Data records for software interfaces
☆ ☆ ☆

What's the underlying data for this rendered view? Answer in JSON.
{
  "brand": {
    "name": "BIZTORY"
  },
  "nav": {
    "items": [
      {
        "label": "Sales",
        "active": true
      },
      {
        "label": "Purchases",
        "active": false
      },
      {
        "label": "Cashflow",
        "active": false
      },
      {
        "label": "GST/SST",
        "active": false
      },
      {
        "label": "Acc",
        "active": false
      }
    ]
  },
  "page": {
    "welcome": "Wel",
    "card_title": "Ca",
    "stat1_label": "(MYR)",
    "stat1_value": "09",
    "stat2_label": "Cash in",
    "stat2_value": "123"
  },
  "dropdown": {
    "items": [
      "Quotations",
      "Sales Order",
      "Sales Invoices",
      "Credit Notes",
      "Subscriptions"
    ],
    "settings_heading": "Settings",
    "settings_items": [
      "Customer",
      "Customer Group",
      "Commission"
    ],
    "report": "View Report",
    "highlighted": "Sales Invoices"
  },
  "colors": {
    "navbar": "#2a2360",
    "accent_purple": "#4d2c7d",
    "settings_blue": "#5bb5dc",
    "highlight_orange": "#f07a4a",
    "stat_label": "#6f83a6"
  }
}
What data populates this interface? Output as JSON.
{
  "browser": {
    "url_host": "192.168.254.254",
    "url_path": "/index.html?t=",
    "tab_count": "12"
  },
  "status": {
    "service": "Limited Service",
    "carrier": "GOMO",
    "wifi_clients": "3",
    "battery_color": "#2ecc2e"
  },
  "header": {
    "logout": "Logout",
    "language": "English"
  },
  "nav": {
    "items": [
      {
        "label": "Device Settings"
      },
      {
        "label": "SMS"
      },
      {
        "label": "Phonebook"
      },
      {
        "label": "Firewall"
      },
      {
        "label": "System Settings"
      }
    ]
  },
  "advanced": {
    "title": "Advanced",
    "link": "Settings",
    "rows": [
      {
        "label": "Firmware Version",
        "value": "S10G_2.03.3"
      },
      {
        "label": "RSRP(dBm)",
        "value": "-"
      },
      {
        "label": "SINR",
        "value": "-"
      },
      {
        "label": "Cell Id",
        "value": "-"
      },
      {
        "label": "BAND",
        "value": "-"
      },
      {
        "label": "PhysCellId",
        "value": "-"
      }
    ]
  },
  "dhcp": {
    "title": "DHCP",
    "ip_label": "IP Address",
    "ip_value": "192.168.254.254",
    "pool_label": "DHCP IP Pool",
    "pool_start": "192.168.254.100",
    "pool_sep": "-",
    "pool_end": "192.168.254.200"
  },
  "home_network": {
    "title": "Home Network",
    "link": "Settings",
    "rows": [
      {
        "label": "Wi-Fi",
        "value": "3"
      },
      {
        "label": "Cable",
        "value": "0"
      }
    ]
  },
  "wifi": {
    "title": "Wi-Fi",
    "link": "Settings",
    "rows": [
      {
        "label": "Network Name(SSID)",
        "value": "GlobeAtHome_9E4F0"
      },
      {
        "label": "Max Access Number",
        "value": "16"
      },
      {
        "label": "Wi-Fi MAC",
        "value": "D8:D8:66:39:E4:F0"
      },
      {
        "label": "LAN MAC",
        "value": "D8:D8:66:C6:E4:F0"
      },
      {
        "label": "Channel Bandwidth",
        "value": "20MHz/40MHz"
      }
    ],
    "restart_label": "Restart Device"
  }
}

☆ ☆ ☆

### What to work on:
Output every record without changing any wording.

### Solution to the problem:
What's the underlying data for this rendered view? Answer in JSON.
{
  "brand": {
    "name": "BIZTORY"
  },
  "nav": {
    "items": [
      {
        "label": "Sales",
        "active": true
      },
      {
        "label": "Purchases",
        "active": false
      },
      {
        "label": "Cashflow",
        "active": false
      },
      {
        "label": "GST/SST",
        "active": false
      },
      {
        "label": "Acc",
        "active": false
      }
    ]
  },
  "page": {
    "welcome": "Wel",
    "card_title": "Ca",
    "stat1_label": "(MYR)",
    "stat1_value": "09",
    "stat2_label": "Cash in",
    "stat2_value": "123"
  },
  "dropdown": {
    "items": [
      "Quotations",
      "Sales Order",
      "Sales Invoices",
      "Credit Notes",
      "Subscriptions"
    ],
    "settings_heading": "Settings",
    "settings_items": [
      "Customer",
      "Customer Group",
      "Commission"
    ],
    "report": "View Report",
    "highlighted": "Sales Invoices"
  },
  "colors": {
    "navbar": "#2a2360",
    "accent_purple": "#4d2c7d",
    "settings_blue": "#5bb5dc",
    "highlight_orange": "#f07a4a",
    "stat_label": "#6f83a6"
  }
}
What data populates this interface? Output as JSON.
{
  "browser": {
    "url_host": "192.168.254.254",
    "url_path": "/index.html?t=",
    "tab_count": "12"
  },
  "status": {
    "service": "Limited Service",
    "carrier": "GOMO",
    "wifi_clients": "3",
    "battery_color": "#2ecc2e"
  },
  "header": {
    "logout": "Logout",
    "language": "English"
  },
  "nav": {
    "items": [
      {
        "label": "Device Settings"
      },
      {
        "label": "SMS"
      },
      {
        "label": "Phonebook"
      },
      {
        "label": "Firewall"
      },
      {
        "label": "System Settings"
      }
    ]
  },
  "advanced": {
    "title": "Advanced",
    "link": "Settings",
    "rows": [
      {
        "label": "Firmware Version",
        "value": "S10G_2.03.3"
      },
      {
        "label": "RSRP(dBm)",
        "value": "-"
      },
      {
        "label": "SINR",
        "value": "-"
      },
      {
        "label": "Cell Id",
        "value": "-"
      },
      {
        "label": "BAND",
        "value": "-"
      },
      {
        "label": "PhysCellId",
        "value": "-"
      }
    ]
  },
  "dhcp": {
    "title": "DHCP",
    "ip_label": "IP Address",
    "ip_value": "192.168.254.254",
    "pool_label": "DHCP IP Pool",
    "pool_start": "192.168.254.100",
    "pool_sep": "-",
    "pool_end": "192.168.254.200"
  },
  "home_network": {
    "title": "Home Network",
    "link": "Settings",
    "rows": [
      {
        "label": "Wi-Fi",
        "value": "3"
      },
      {
        "label": "Cable",
        "value": "0"
      }
    ]
  },
  "wifi": {
    "title": "Wi-Fi",
    "link": "Settings",
    "rows": [
      {
        "label": "Network Name(SSID)",
        "value": "GlobeAtHome_9E4F0"
      },
      {
        "label": "Max Access Number",
        "value": "16"
      },
      {
        "label": "Wi-Fi MAC",
        "value": "D8:D8:66:39:E4:F0"
      },
      {
        "label": "LAN MAC",
        "value": "D8:D8:66:C6:E4:F0"
      },
      {
        "label": "Channel Bandwidth",
        "value": "20MHz/40MHz"
      }
    ],
    "restart_label": "Restart Device"
  }
}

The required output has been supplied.